Friday, April 11, 2014

The Escalante River

The upper tributaries of the Escalante River rise on the Aquarius Plateau of southern Utah, a mesa capped by Tertiary volcanic rock and flanked by colorful outcrops of the Claron Formation (deposited during the Paleocene).  Tumbling to the desert floor, they flow southward, carving their way through Cretaceous strata that extend northeastward to the Waterpocket Fold and SSW to the Kaiparowits Plateau.

Nearing the main channel of the Escalante River, which begins at the town of Escalante, the tributaries and the primary stream begin to incise a layer cake of Jurassic sandstones, producing spectacular canyonlands.  Flowing eastward and then southeastward, the Escalante makes a tortuous, ninety-mile journey to the Colorado River, which it joins in Lake Powell; en route, the river and its tributaries cut down through Jurassic strata that span sixty million years of Earth's history.  Of course, in that arid landscape, that erosion is seasonal, occurring primarily during the spring snowmelt and the summer monsoon.
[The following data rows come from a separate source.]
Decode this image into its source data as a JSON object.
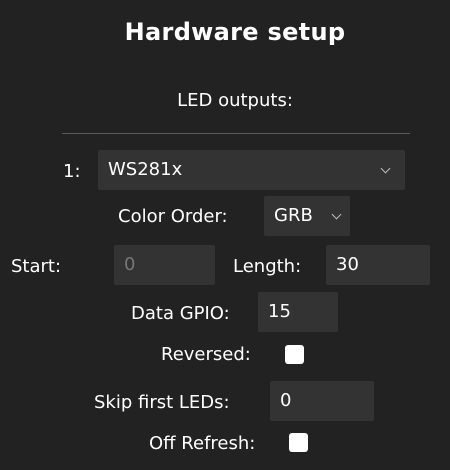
{
  "header": {
    "title": "Hardware setup",
    "subtitle": "LED outputs:"
  },
  "output": {
    "index_label": "1:",
    "type_value": "WS281x",
    "color_order_label": "Color Order:",
    "color_order_value": "GRB",
    "start_label": "Start:",
    "start_value": "0",
    "length_label": "Length:",
    "length_value": "30",
    "gpio_label": "Data GPIO:",
    "gpio_value": "15",
    "reversed_label": "Reversed:",
    "skip_label": "Skip first LEDs:",
    "skip_value": "0",
    "off_refresh_label": "Off Refresh:"
  },
  "icons": {
    "type_dropdown": "chevron-down-icon",
    "color_order_dropdown": "chevron-down-icon"
  },
  "colors": {
    "background": "#222222",
    "field": "#333333",
    "text": "#ffffff",
    "muted_text": "#777777"
  }
}
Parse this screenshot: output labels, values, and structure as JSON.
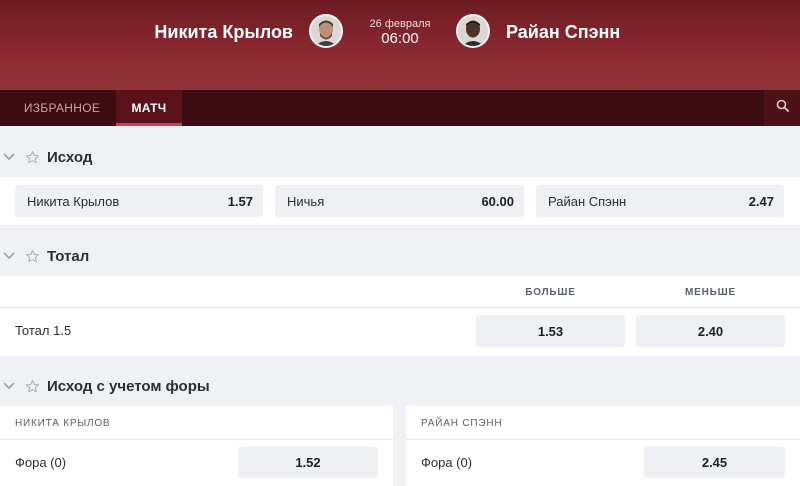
{
  "header": {
    "fighter_left": "Никита Крылов",
    "fighter_right": "Райан Спэнн",
    "date": "26 февраля",
    "time": "06:00"
  },
  "tabs": [
    {
      "label": "ИЗБРАННОЕ",
      "active": false
    },
    {
      "label": "МАТЧ",
      "active": true
    }
  ],
  "search": {
    "icon": "search-icon"
  },
  "outcome": {
    "title": "Исход",
    "options": [
      {
        "label": "Никита Крылов",
        "odd": "1.57"
      },
      {
        "label": "Ничья",
        "odd": "60.00"
      },
      {
        "label": "Райан Спэнн",
        "odd": "2.47"
      }
    ]
  },
  "total": {
    "title": "Тотал",
    "col_over": "БОЛЬШЕ",
    "col_under": "МЕНЬШЕ",
    "row_label": "Тотал 1.5",
    "over_odd": "1.53",
    "under_odd": "2.40"
  },
  "handicap": {
    "title": "Исход с учетом форы",
    "left": {
      "name": "НИКИТА КРЫЛОВ",
      "row_label": "Фора (0)",
      "odd": "1.52"
    },
    "right": {
      "name": "РАЙАН СПЭНН",
      "row_label": "Фора (0)",
      "odd": "2.45"
    }
  },
  "colors": {
    "header_top": "#6d1b22",
    "tabs_bg": "#3b0c12",
    "active_tab_underline": "#c8464f",
    "page_bg": "#f0f1f4",
    "odd_bg": "#eef0f4"
  }
}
Protected within the eastern portion of the Grand Staircase Escalante National Monument (established in 1996) and a northern section of the Glen Canyon National Recreation Area, the remote Escalante was one of the last rivers in the U.S. to be completely mapped and remains one of the last free-flowing rivers in the American West.  Yet, conflicting regional interests, combined with the effects of water diversion, roadway construction and alien tree invasion (primarily Russian olive and tamarisk) have threatened the welfare of the Escalante; fortunately, the Escalante River Watershed Partnership, a concerted effort of local conservationists, State and Federal agencies and the Nature Conservancy, is working to restore the river's natural ecology while respecting the interests of those who rely on the Escalante for their recreation and livelihood.